When the FDA announced on October 15,2010 the release of botox for migraine headaches, there were prerequisites attached. Not only is the botox requiring the doctor’s complete review for successful and true use, but the FDA puts the burden of research on the patient suffering from migraines as well.
Botox has been primarily a marketable treatment for cosmetic applications in men, but primarily women. These people have determined to rid themselves of unsightly lines by filling in the wrinkles with botox as they undergo in office injections. This is almost always a selective procedure, allowing the patient to opt to have multiple injections in the area that is needing touch up, by their choice.
The success rate is not well defined, since botox has not had decades of use to determine not only its effectiveness, but to document the side effects. The need was so great to smooth out the age frown lines, many everyday people flocked to their doctors for the fountain of youth oasis to be showered on them for newness of life. Each health care professional has outwardly given the side effects to each person prior injecting botox, yet the urge to turn back the clock was more propelling than the possibility of harm or adverse reaction occurring.
Botox adverse reactions, when using the drug for cosmetic purposes include, but are not limited to: the botulism toxin can be transmitted from the area of injection to other areas of the body, causing symptoms like those of botulism. Those symptoms may be breathing and swallowing problems that can be life threatening. The FDA further discusses and states there are not confirmed serious cases of spreading of the toxin when used to treat migraines.
At the present time the most customer stated side effects of botox injections for migraines remain to be neck pain and headache. Call: 888- info- fda for customer inquiries. Botox is manufactured by Allergan Inc. of Irvine California, a company who celebrated its 60th anniversary in June 2010. Research your injection: http://www.allergan.com

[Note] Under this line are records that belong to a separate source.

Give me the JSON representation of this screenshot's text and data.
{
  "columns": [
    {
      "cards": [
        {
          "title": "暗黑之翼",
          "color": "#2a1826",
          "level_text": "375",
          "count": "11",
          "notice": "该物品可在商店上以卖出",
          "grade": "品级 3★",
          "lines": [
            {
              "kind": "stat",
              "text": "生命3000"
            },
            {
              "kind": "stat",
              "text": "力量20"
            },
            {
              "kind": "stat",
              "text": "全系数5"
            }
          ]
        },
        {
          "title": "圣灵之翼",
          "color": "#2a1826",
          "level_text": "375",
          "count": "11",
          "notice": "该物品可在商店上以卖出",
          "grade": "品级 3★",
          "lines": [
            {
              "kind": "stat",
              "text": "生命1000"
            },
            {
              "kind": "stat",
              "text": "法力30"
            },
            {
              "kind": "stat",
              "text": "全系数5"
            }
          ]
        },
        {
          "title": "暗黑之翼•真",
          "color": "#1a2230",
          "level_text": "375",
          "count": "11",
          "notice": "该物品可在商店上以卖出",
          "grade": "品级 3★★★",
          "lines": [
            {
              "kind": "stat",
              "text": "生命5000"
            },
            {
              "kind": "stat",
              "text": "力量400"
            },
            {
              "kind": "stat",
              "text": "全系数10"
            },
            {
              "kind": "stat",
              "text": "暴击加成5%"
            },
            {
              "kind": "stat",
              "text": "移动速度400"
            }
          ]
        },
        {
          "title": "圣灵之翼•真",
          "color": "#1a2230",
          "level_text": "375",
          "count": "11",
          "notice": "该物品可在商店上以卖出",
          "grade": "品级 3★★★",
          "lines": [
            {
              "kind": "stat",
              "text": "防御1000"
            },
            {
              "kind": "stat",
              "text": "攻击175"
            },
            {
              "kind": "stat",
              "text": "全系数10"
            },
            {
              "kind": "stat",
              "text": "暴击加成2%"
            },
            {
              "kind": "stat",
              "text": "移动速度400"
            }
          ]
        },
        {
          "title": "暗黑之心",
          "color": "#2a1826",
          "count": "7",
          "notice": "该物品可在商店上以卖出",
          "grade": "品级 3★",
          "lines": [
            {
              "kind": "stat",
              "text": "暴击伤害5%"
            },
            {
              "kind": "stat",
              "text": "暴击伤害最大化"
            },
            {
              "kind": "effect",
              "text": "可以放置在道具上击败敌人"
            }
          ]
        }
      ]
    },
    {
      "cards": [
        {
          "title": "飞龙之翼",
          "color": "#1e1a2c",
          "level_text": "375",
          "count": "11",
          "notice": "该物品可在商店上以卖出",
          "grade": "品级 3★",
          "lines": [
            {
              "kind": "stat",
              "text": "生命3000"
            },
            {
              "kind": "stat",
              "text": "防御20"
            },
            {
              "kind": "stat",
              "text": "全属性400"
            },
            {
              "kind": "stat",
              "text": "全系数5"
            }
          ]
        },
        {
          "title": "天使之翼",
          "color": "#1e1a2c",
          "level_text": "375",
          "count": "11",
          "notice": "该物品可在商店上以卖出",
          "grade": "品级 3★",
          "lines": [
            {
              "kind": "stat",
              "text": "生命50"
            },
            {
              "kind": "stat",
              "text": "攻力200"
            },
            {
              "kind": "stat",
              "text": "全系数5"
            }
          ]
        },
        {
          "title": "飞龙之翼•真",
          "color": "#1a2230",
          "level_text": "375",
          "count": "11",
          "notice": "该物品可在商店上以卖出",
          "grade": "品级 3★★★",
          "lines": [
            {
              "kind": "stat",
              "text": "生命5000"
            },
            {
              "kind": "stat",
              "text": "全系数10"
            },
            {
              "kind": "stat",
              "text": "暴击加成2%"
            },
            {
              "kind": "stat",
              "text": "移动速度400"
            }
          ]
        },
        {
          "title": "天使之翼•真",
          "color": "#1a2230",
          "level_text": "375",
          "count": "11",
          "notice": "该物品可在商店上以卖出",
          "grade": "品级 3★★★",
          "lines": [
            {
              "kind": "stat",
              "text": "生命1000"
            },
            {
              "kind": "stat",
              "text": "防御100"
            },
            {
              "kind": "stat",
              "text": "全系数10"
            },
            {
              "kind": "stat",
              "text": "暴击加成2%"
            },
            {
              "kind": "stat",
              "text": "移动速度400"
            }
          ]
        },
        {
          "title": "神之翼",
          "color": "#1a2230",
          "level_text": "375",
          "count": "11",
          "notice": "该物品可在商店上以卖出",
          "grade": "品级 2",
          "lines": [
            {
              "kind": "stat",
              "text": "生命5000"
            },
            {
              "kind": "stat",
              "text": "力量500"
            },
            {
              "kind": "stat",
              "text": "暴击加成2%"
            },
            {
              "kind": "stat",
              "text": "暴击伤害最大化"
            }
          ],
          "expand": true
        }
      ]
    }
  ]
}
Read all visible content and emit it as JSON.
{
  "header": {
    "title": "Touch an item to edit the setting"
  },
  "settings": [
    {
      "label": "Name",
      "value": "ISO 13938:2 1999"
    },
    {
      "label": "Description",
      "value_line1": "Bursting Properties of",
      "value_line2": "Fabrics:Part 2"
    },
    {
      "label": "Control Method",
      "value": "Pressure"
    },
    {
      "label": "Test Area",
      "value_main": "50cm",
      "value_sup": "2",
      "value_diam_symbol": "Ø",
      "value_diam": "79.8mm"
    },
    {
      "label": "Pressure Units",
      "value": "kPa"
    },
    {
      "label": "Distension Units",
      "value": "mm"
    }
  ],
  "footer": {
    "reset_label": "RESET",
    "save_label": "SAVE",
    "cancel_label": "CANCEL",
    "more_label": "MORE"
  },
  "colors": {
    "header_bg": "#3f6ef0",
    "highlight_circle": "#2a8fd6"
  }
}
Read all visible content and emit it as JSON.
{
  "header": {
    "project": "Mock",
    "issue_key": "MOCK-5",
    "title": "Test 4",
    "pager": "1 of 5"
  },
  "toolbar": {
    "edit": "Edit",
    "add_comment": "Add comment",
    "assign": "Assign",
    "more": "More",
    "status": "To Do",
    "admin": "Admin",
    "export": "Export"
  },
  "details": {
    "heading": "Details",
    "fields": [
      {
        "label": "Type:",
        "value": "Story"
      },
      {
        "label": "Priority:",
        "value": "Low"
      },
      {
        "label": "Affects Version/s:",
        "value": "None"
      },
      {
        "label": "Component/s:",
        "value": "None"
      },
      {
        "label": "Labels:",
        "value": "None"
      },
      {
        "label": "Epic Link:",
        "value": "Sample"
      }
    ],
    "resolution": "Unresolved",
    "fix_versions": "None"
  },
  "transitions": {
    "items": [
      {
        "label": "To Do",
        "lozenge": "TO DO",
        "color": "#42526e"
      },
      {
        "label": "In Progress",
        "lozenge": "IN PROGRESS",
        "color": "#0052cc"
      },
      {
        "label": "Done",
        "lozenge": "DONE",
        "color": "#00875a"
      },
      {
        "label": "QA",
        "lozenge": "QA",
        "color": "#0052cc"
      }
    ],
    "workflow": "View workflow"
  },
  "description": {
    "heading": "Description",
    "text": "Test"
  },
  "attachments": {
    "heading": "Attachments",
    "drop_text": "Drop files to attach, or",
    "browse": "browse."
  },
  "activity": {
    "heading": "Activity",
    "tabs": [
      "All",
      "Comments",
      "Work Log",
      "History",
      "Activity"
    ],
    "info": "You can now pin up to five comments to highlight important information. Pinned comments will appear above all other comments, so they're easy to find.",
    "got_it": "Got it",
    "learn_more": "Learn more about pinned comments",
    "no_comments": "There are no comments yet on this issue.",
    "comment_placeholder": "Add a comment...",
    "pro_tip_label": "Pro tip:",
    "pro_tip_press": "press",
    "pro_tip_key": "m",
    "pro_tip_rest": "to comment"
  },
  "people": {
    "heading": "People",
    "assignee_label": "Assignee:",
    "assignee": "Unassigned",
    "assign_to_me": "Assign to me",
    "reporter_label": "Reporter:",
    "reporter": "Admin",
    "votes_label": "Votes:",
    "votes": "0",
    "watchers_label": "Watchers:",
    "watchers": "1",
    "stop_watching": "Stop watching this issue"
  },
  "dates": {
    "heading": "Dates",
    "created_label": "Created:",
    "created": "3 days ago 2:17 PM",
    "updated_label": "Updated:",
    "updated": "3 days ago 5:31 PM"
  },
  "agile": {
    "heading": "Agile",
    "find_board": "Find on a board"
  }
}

With a branching out to treat the migraine, botox has hit a need rather than a desire by using these injections. With the onset of experiencing a migraine, one only needs to encounter one to know the debilitating effect that can have on a person. Three times more women experience migraines than men according to Sandy Walsh at: http://www.fda.gov Work, play and the amount of hours the migraine takes, removes one from life for that span of time. The recovery, by past Imetrex injections, can be a sick time too. Drugs do a job and then leave the patient with side effects that are better than the reason the drug was taken to reduce those health signs.
Botox, as cited by the FDA, will put a burden of monitoring on a patient. If someone believes they will benefit from the injections that need has to be greater than 14 days a month, since the FDA has divulged reasons for that stipulation. It has been shown not to work for the treatment of migraines that occur 14 days or less each month. In addition, some other forms of headaches will not receive any remedy from botox. The series of botox injections are administered to the head and neck regions. Even the possibility of not experiencing a migraine might propel one to accept the botox injection every 12 weeks.